[Start of section]

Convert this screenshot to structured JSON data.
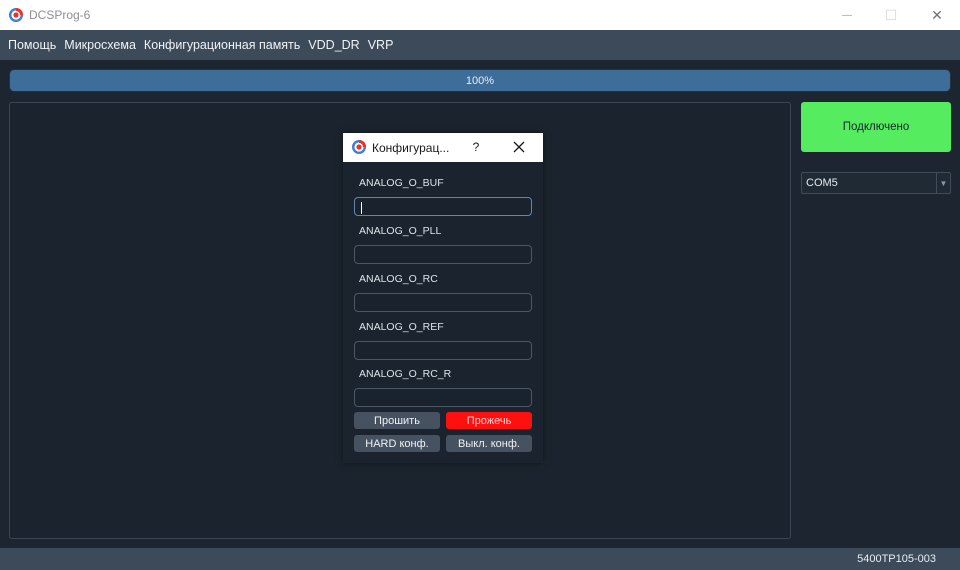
{
  "window": {
    "title": "DCSProg-6",
    "controls": {
      "minimize": "—",
      "maximize": "☐",
      "close": "✕"
    }
  },
  "menu": {
    "items": [
      "Помощь",
      "Микросхема",
      "Конфигурационная память",
      "VDD_DR",
      "VRP"
    ]
  },
  "progress": {
    "value": 100,
    "label": "100%"
  },
  "right_panel": {
    "connect_label": "Подключено",
    "port": {
      "selected": "COM5"
    }
  },
  "status": {
    "text": "5400TP105-003"
  },
  "dialog": {
    "title": "Конфигурац...",
    "help": "?",
    "fields": [
      {
        "label": "ANALOG_O_BUF",
        "value": ""
      },
      {
        "label": "ANALOG_O_PLL",
        "value": ""
      },
      {
        "label": "ANALOG_O_RC",
        "value": ""
      },
      {
        "label": "ANALOG_O_REF",
        "value": ""
      },
      {
        "label": "ANALOG_O_RC_R",
        "value": ""
      }
    ],
    "buttons": {
      "flash": "Прошить",
      "burn": "Прожечь",
      "hard_conf": "HARD конф.",
      "off_conf": "Выкл. конф."
    }
  },
  "colors": {
    "background": "#1c2530",
    "menubar": "#3c4a59",
    "progress_fill": "#3f6d9a",
    "connected": "#55ec5f",
    "burn_button": "#ff1010",
    "grey_button": "#46525f"
  },
  "icons": {
    "app": "dcsprog-logo-icon",
    "dialog": "dcsprog-logo-icon",
    "close": "close-icon",
    "dropdown": "chevron-down-icon"
  }
}
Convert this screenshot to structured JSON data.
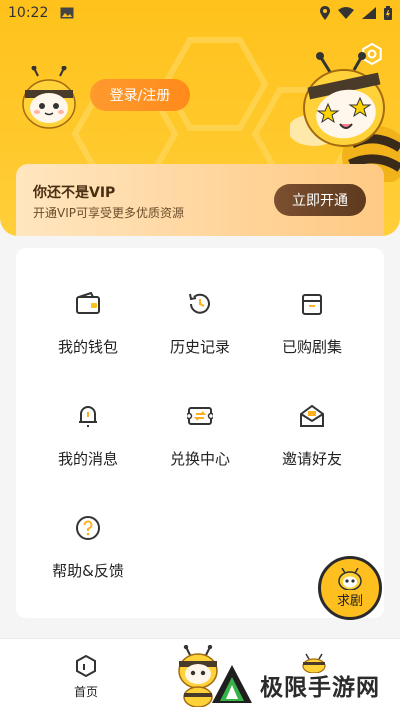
{
  "status_bar": {
    "time": "10:22"
  },
  "header": {
    "login_label": "登录/注册"
  },
  "vip": {
    "title": "你还不是VIP",
    "subtitle": "开通VIP可享受更多优质资源",
    "button_label": "立即开通"
  },
  "menu": {
    "items": [
      {
        "label": "我的钱包",
        "icon": "wallet-icon"
      },
      {
        "label": "历史记录",
        "icon": "history-icon"
      },
      {
        "label": "已购剧集",
        "icon": "purchased-icon"
      },
      {
        "label": "我的消息",
        "icon": "bell-icon"
      },
      {
        "label": "兑换中心",
        "icon": "exchange-icon"
      },
      {
        "label": "邀请好友",
        "icon": "mail-icon"
      },
      {
        "label": "帮助&反馈",
        "icon": "help-icon"
      }
    ]
  },
  "float_button": {
    "label": "求剧"
  },
  "bottom_nav": {
    "home_label": "首页"
  },
  "watermark": {
    "text": "极限手游网"
  },
  "colors": {
    "brand_yellow": "#ffc21c",
    "login_orange": "#ff8a1a",
    "vip_button_brown": "#5e3a1e",
    "icon_stroke": "#333333"
  }
}
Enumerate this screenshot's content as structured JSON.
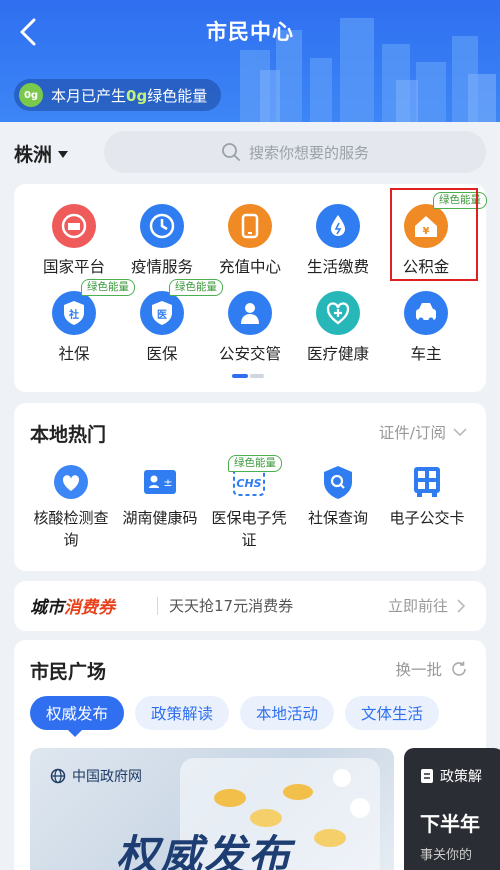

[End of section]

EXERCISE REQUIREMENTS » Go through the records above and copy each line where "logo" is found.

WRITTEN ANSWER »
    "app": "dcsprog-logo-icon",
    "dialog": "dcsprog-logo-icon",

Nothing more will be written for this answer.